## Input for this task:
+++
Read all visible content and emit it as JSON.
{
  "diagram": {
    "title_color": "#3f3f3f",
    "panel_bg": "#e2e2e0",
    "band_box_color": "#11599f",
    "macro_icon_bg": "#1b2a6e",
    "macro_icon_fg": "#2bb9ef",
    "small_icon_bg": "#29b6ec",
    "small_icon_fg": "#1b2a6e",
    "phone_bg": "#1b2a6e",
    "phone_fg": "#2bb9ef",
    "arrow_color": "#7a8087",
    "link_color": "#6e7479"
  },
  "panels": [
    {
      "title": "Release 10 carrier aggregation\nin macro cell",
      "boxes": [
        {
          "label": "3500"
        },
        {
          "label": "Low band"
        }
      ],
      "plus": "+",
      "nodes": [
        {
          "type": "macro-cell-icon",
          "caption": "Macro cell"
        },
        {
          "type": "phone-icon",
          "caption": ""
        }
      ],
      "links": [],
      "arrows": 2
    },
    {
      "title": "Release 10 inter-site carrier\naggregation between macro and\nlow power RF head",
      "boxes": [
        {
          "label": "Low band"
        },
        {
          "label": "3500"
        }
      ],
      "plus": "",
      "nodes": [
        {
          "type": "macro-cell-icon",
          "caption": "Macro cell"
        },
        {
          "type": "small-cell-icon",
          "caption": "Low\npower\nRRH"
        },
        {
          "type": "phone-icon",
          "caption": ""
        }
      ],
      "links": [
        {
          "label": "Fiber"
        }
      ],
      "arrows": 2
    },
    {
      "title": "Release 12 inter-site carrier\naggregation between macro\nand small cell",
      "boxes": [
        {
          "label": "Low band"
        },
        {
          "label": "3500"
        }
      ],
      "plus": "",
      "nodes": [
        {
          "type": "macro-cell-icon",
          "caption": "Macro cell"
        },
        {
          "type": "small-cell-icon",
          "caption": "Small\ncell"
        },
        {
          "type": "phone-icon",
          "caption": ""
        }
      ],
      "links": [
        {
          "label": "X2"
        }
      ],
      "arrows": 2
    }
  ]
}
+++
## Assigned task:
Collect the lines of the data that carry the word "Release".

## Response:
      "title": "Release 10 carrier aggregation\nin macro cell",
      "title": "Release 10 inter-site carrier\naggregation between macro and\nlow power RF head",
      "title": "Release 12 inter-site carrier\naggregation between macro\nand small cell",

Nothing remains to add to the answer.